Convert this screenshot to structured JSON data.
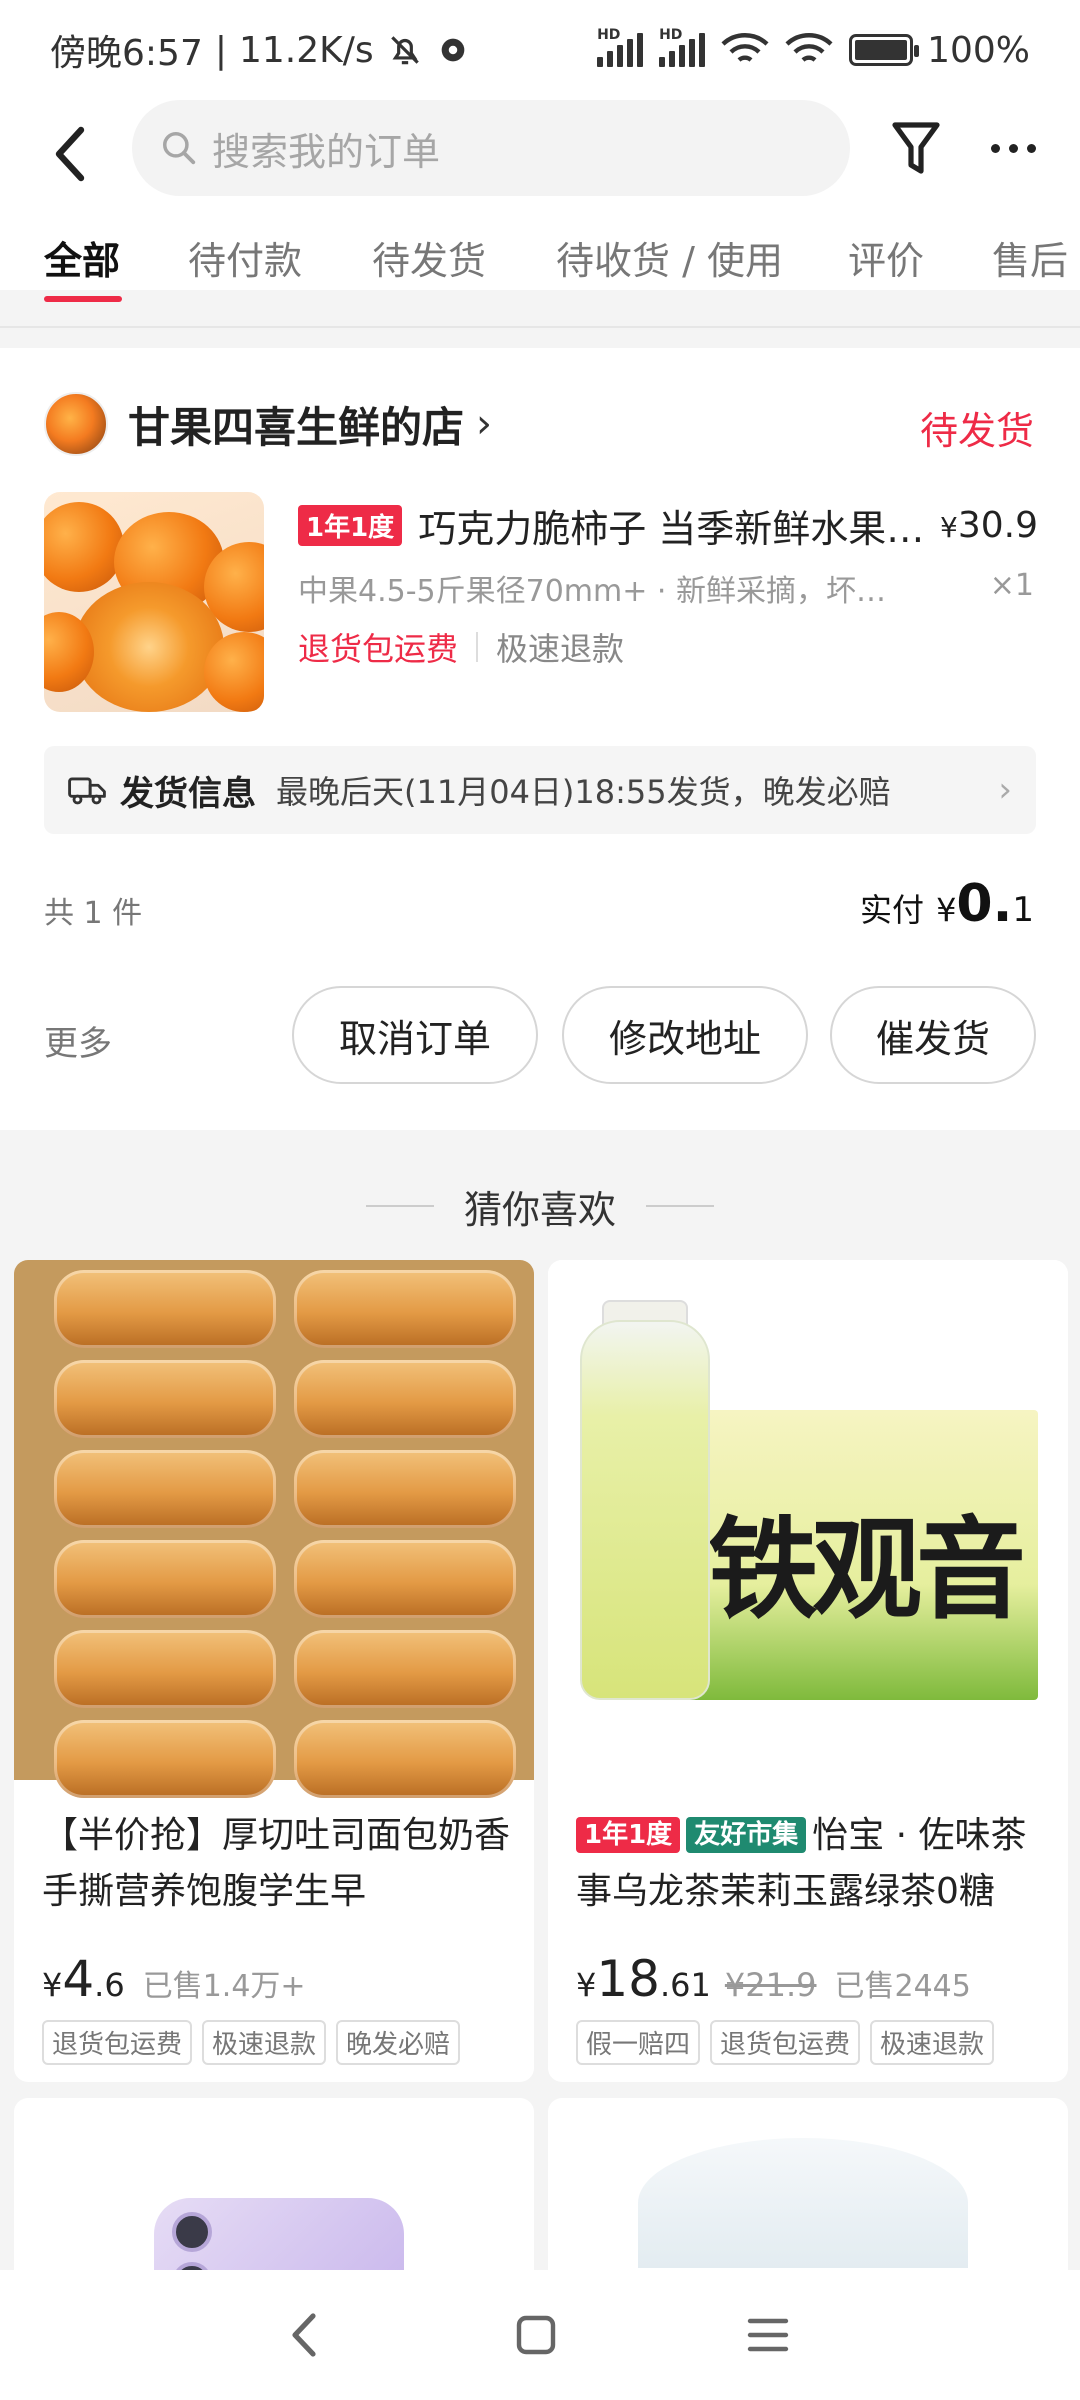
{
  "status_bar": {
    "time": "傍晚6:57",
    "speed": "11.2K/s",
    "network_1": "HD",
    "network_2": "HD",
    "battery": "100%"
  },
  "header": {
    "search_placeholder": "搜索我的订单"
  },
  "tabs": [
    "全部",
    "待付款",
    "待发货",
    "待收货 / 使用",
    "评价",
    "售后"
  ],
  "active_tab_index": 0,
  "order": {
    "shop_name": "甘果四喜生鲜的店",
    "status": "待发货",
    "product": {
      "badge": "1年1度",
      "title": "巧克力脆柿子 当季新鲜水果…",
      "price_currency": "¥",
      "price": "30.9",
      "spec": "中果4.5-5斤果径70mm+ · 新鲜采摘，坏…",
      "quantity": "×1",
      "tag_1": "退货包运费",
      "tag_2": "极速退款"
    },
    "shipping": {
      "label": "发货信息",
      "text": "最晚后天(11月04日)18:55发货，晚发必赔"
    },
    "count_text": "共 1 件",
    "paid_label": "实付",
    "paid_currency": "¥",
    "paid_int": "0.",
    "paid_dec": "1",
    "more_label": "更多",
    "buttons": {
      "cancel": "取消订单",
      "change_address": "修改地址",
      "urge": "催发货"
    }
  },
  "recommend": {
    "title": "猜你喜欢",
    "items": [
      {
        "name": "【半价抢】厚切吐司面包奶香手撕营养饱腹学生早",
        "currency": "¥",
        "price_int": "4",
        "price_dec": ".6",
        "sold": "已售1.4万+",
        "tags": [
          "退货包运费",
          "极速退款",
          "晚发必赔"
        ]
      },
      {
        "badge_1": "1年1度",
        "badge_2": "友好市集",
        "name": "怡宝 · 佐味茶事乌龙茶茉莉玉露绿茶0糖",
        "currency": "¥",
        "price_int": "18",
        "price_dec": ".61",
        "old_price": "¥21.9",
        "sold": "已售2445",
        "tags": [
          "假一赔四",
          "退货包运费",
          "极速退款"
        ],
        "image_text": "铁观音"
      }
    ]
  },
  "colors": {
    "accent": "#ee2b47",
    "badge_green": "#1f8a70",
    "background": "#f4f4f4"
  },
  "icons": {
    "back": "back-arrow-icon",
    "search": "search-icon",
    "filter": "filter-icon",
    "more": "more-icon",
    "truck": "truck-icon",
    "nav_back": "nav-back-icon",
    "nav_home": "nav-home-icon",
    "nav_menu": "nav-menu-icon"
  }
}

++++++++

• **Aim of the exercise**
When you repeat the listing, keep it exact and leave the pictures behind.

• **Worked solution**
Convert this screenshot to structured JSON data.
{
  "status_bar": {
    "time": "傍晚6:57",
    "speed": "11.2K/s",
    "network_1": "HD",
    "network_2": "HD",
    "battery": "100%"
  },
  "header": {
    "search_placeholder": "搜索我的订单"
  },
  "tabs": [
    "全部",
    "待付款",
    "待发货",
    "待收货 / 使用",
    "评价",
    "售后"
  ],
  "active_tab_index": 0,
  "order": {
    "shop_name": "甘果四喜生鲜的店",
    "status": "待发货",
    "product": {
      "badge": "1年1度",
      "title": "巧克力脆柿子 当季新鲜水果…",
      "price_currency": "¥",
      "price": "30.9",
      "spec": "中果4.5-5斤果径70mm+ · 新鲜采摘，坏…",
      "quantity": "×1",
      "tag_1": "退货包运费",
      "tag_2": "极速退款"
    },
    "shipping": {
      "label": "发货信息",
      "text": "最晚后天(11月04日)18:55发货，晚发必赔"
    },
    "count_text": "共 1 件",
    "paid_label": "实付",
    "paid_currency": "¥",
    "paid_int": "0.",
    "paid_dec": "1",
    "more_label": "更多",
    "buttons": {
      "cancel": "取消订单",
      "change_address": "修改地址",
      "urge": "催发货"
    }
  },
  "recommend": {
    "title": "猜你喜欢",
    "items": [
      {
        "name": "【半价抢】厚切吐司面包奶香手撕营养饱腹学生早",
        "currency": "¥",
        "price_int": "4",
        "price_dec": ".6",
        "sold": "已售1.4万+",
        "tags": [
          "退货包运费",
          "极速退款",
          "晚发必赔"
        ]
      },
      {
        "badge_1": "1年1度",
        "badge_2": "友好市集",
        "name": "怡宝 · 佐味茶事乌龙茶茉莉玉露绿茶0糖",
        "currency": "¥",
        "price_int": "18",
        "price_dec": ".61",
        "old_price": "¥21.9",
        "sold": "已售2445",
        "tags": [
          "假一赔四",
          "退货包运费",
          "极速退款"
        ],
        "image_text": "铁观音"
      }
    ]
  },
  "colors": {
    "accent": "#ee2b47",
    "badge_green": "#1f8a70",
    "background": "#f4f4f4"
  },
  "icons": {
    "back": "back-arrow-icon",
    "search": "search-icon",
    "filter": "filter-icon",
    "more": "more-icon",
    "truck": "truck-icon",
    "nav_back": "nav-back-icon",
    "nav_home": "nav-home-icon",
    "nav_menu": "nav-menu-icon"
  }
}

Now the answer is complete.